Ensuring that hospitals in England and North Wales are kept well stocked with blood is a major concern for the National Blood Service (NBS). But the problem is now being addressed with an innovative pilot scheme using SMS (Short Message Service) text messaging.
Blood has a shelf life of 35 days and platelets, which are used in the treatment of cancer, last just five days. As only 6% of the eligible population gives blood, keeping track of donors is a major consideration.
Traditionally, the NBS has relied on a system of postal reminders to keep in touch with its donors. But, according to NBS marketing initiatives manager Martin Weller, it was only getting a 10% response using this approach. "There was a huge amount of room for improvement," he says.
The NBS first started looking into using SMS about three years ago and approached BT Cellnet as a possible partner. However, Weller says the medium was not reliable enough at the time.

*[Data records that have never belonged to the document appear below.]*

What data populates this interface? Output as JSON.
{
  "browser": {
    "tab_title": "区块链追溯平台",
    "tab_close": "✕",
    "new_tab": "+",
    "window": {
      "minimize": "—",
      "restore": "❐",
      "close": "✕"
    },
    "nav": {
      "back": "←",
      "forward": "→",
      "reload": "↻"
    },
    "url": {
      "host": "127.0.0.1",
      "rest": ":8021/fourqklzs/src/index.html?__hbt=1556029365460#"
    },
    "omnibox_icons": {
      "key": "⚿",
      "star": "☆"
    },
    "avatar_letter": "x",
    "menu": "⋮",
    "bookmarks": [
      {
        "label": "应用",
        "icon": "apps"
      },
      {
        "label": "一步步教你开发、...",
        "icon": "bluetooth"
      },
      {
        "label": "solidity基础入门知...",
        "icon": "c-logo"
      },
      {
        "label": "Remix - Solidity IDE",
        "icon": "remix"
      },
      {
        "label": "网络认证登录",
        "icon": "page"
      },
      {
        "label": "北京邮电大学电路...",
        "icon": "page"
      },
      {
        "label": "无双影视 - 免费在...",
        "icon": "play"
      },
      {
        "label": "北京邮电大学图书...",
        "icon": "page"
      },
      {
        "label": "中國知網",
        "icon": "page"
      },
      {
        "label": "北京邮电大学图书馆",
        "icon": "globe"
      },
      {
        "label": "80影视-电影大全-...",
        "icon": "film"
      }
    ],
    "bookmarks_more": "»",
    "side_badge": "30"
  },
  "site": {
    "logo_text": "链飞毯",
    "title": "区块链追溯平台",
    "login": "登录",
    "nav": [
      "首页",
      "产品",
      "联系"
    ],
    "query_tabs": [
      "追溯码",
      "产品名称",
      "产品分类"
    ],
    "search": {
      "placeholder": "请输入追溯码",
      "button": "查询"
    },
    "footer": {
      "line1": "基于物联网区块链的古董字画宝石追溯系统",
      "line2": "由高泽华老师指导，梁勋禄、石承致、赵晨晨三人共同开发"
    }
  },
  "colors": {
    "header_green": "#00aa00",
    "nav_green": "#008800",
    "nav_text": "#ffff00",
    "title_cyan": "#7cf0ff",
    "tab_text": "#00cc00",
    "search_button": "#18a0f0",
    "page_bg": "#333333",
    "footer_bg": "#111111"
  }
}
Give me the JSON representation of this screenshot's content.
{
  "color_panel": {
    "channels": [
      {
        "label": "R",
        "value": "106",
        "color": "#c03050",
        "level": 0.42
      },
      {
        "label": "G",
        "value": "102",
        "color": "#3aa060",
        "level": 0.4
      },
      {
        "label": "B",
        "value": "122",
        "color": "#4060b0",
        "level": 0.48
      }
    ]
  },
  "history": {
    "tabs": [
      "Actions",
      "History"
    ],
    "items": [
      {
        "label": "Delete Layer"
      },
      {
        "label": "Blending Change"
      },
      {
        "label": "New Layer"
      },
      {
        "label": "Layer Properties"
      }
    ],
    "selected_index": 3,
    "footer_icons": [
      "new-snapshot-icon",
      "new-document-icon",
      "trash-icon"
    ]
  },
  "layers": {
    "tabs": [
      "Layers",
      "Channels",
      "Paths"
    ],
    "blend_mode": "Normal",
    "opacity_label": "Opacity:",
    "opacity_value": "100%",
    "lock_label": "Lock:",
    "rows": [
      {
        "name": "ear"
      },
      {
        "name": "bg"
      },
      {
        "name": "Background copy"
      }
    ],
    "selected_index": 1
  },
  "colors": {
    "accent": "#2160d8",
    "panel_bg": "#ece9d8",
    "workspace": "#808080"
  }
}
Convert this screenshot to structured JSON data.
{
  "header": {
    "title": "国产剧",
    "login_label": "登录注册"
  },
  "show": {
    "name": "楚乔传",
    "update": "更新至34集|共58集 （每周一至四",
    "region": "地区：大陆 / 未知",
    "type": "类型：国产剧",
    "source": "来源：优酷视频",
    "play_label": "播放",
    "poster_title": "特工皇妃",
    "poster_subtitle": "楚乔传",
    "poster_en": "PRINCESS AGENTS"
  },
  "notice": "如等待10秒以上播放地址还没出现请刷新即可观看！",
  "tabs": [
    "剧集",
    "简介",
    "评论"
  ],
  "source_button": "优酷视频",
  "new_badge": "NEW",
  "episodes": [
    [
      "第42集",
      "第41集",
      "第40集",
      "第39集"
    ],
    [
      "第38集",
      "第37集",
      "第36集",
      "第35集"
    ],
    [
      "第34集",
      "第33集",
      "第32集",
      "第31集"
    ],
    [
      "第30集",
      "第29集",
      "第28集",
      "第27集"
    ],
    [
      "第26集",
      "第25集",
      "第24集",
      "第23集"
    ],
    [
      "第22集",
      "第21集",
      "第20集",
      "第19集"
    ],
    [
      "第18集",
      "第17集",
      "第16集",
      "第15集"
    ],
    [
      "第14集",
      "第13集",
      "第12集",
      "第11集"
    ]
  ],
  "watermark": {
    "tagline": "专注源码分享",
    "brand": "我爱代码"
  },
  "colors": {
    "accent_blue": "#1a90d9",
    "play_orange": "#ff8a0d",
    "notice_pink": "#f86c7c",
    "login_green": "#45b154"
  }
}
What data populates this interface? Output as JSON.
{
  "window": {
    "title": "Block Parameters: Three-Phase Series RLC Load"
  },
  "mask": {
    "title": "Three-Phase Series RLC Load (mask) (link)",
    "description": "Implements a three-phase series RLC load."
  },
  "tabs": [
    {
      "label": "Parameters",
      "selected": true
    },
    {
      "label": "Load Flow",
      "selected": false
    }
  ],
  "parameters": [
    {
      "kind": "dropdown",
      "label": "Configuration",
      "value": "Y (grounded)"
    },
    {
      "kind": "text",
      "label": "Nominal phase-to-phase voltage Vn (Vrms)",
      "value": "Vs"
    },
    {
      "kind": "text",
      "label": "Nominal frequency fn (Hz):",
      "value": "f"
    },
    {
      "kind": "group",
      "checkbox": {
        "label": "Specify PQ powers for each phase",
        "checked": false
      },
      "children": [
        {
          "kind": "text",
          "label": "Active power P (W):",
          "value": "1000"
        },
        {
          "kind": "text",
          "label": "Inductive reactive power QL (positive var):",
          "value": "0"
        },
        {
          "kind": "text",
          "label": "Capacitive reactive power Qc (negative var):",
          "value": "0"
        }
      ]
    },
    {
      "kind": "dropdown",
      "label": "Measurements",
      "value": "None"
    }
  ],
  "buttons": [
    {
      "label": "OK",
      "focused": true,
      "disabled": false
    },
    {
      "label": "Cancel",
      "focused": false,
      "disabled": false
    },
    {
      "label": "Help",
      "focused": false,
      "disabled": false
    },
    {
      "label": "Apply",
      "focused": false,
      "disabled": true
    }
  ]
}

Then last year NBS was approached by mobile messaging firm Boltblue, and it decided to implement a pilot scheme involving students. Weller explains that more than 20,000 students give blood every year. The problem is they move around a lot and keeping track of them is particularly difficult.
The pilot scheme was launched at the end of last year, involving five universities and colleges in London and the South-East. The NBS found that the number of students responding to the SMS messages reminding them to give blood was 30% higher than with postal reminder campaigns. A further trial involving 25 colleges and universities in the area achieved similar results.
As well as being more effective, the scheme was cheaper and more flexible, says Weller. The NBS can send five SMS messages for the cost of a second class stamp.
Weller points out that the scheme is permission-based. "There is no point in cold-calling people," he says. But the NBS hopes that viral marketing will prove effective, with student donors encouraging their peers to give blood.
The scheme is now open to every college in England and North Wales and next year the NBS plans to offer the scheme to every blood donor in the UK. But Weller says the NBS is "still cautious" and is making sure its systems can handle a national roll out before it proceeds any further.
The SMS service won't replace the system of postal reminders but will work beside it. "It is just another tool in the armoury," says Weller, "But it is relevant to the age group and it is more funky." The NBS is also considering using e-mail to contact regular blood donors.
Weller believes the SMS service will help maintain blood stocks and will prove cost-effective for both the NBS and the taxpayer. "I think it is really going to provide a regular and safe blood supply for the patients who need it," he says.